### Task prompt
For every line in the entries that contains "text", show the whole line.
** Task data follows **
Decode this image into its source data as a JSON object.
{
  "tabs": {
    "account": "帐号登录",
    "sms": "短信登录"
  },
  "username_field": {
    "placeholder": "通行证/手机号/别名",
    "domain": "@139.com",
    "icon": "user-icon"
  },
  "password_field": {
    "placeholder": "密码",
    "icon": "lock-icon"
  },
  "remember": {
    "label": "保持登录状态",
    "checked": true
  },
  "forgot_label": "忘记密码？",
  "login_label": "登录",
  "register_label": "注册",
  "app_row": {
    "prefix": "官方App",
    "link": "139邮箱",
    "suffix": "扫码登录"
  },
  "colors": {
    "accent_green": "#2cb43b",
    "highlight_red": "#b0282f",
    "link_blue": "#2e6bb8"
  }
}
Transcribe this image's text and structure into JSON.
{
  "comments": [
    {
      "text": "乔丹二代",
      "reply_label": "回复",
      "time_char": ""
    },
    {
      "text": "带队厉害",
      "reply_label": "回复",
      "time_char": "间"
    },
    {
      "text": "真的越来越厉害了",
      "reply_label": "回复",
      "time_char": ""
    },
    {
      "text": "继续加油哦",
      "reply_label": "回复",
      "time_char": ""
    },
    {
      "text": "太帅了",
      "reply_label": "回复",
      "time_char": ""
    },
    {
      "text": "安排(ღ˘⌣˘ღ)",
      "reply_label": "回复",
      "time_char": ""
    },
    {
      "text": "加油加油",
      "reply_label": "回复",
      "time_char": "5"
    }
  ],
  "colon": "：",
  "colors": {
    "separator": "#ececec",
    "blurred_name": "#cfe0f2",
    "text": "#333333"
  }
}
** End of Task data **
### Exercise result
Transcribe this image's text and structure into JSON.
      "text": "乔丹二代",
      "text": "带队厉害",
      "text": "真的越来越厉害了",
      "text": "继续加油哦",
      "text": "太帅了",
      "text": "安排(ღ˘⌣˘ღ)",
      "text": "加油加油",
    "text": "#333333"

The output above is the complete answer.